The Commission has also announced that it is minded to recommend that the council should have 59 councillors in the future: six fewer than the current arrangements.

The Commission now needs information from people and groups across Bath and North East Somerset to help it to produce a new pattern of wards to accommodate 59 councillors.

In drawing up new boundaries, the Commission aims to deliver electoral equality for voters in council elections so that each councillor represents roughly the same number of voters. The review also aims to ensure that the new council wards reflect, as far as possible, the interests and identities of communities across Bath and North East Somerset.

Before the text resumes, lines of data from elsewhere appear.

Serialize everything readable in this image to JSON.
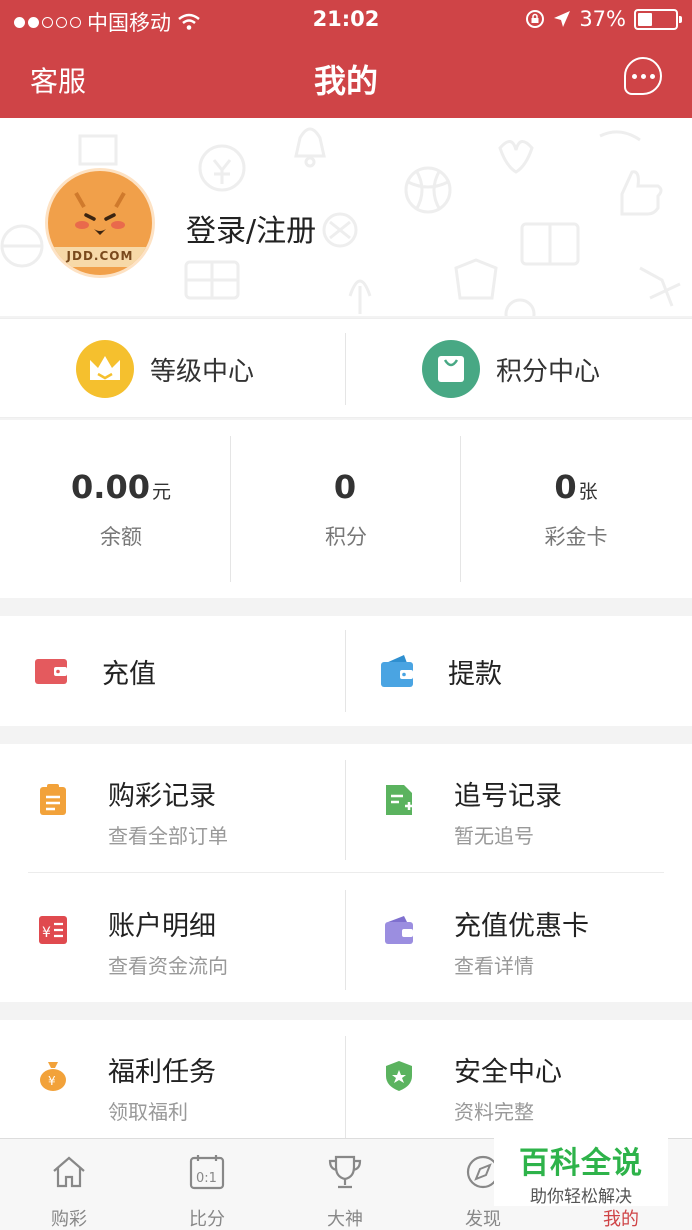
{
  "status_bar": {
    "carrier": "中国移动",
    "time": "21:02",
    "battery": "37%"
  },
  "nav": {
    "left": "客服",
    "title": "我的",
    "chat_icon": "chat-bubble-icon"
  },
  "profile": {
    "avatar_text": "JDD.COM",
    "login_text": "登录/注册"
  },
  "quick_links": [
    {
      "label": "等级中心",
      "icon": "crown-icon",
      "color": "#f5c02e"
    },
    {
      "label": "积分中心",
      "icon": "shopping-bag-icon",
      "color": "#48a884"
    }
  ],
  "stats": [
    {
      "value": "0.00",
      "unit": "元",
      "label": "余额"
    },
    {
      "value": "0",
      "unit": "",
      "label": "积分"
    },
    {
      "value": "0",
      "unit": "张",
      "label": "彩金卡"
    }
  ],
  "wallet": {
    "recharge": "充值",
    "withdraw": "提款"
  },
  "menu": [
    {
      "title": "购彩记录",
      "sub": "查看全部订单",
      "icon": "clipboard-icon",
      "color": "#f2a23a"
    },
    {
      "title": "追号记录",
      "sub": "暂无追号",
      "icon": "document-add-icon",
      "color": "#5bb35f"
    },
    {
      "title": "账户明细",
      "sub": "查看资金流向",
      "icon": "ledger-icon",
      "color": "#e04a4f"
    },
    {
      "title": "充值优惠卡",
      "sub": "查看详情",
      "icon": "card-wallet-icon",
      "color": "#9b8ee0"
    },
    {
      "title": "福利任务",
      "sub": "领取福利",
      "icon": "money-bag-icon",
      "color": "#f2a23a"
    },
    {
      "title": "安全中心",
      "sub": "资料完整",
      "icon": "shield-icon",
      "color": "#5bb35f"
    }
  ],
  "tabs": [
    {
      "label": "购彩",
      "icon": "home-icon"
    },
    {
      "label": "比分",
      "icon": "scoreboard-icon"
    },
    {
      "label": "大神",
      "icon": "trophy-icon"
    },
    {
      "label": "发现",
      "icon": "compass-icon"
    },
    {
      "label": "我的",
      "icon": "user-icon",
      "active": true
    }
  ],
  "watermark": {
    "title": "百科全说",
    "subtitle": "助你轻松解决"
  },
  "colors": {
    "brand": "#cf4447",
    "active_tab": "#cf4447"
  }
}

Professor Colin Mellors, Chair of the Commission, said: “We are asking local people and organisations to help us draw up new wards for Bath and North East Somerset. As we develop the recommendations, we will take into account local community identities as well as ensuring electoral equality for voters.

“If you have a view about which communities or neighbourhoods should be part of the same council ward, then we want to hear from you. And if you think a road, river or railway makes for a strong boundary between communities in your part of Bath and North East Somerset, then this consultation is for you. Alternatively, if you’re simply interested in the way the council is run, just log on to our website to explore our interactive maps and have your say.

“Your views will make a difference.

“We will carefully consider all evidence that is provided during this phase of the review whoever it is from and whether it applies to the whole of Bath and North East Somerset or just a small part of the council area.

“Residents will then have a further chance to have their say after we publish our draft recommendations in December.”

Local people have until 2 October to submit their views. Further information on the review and interactive maps of the existing wards can be found at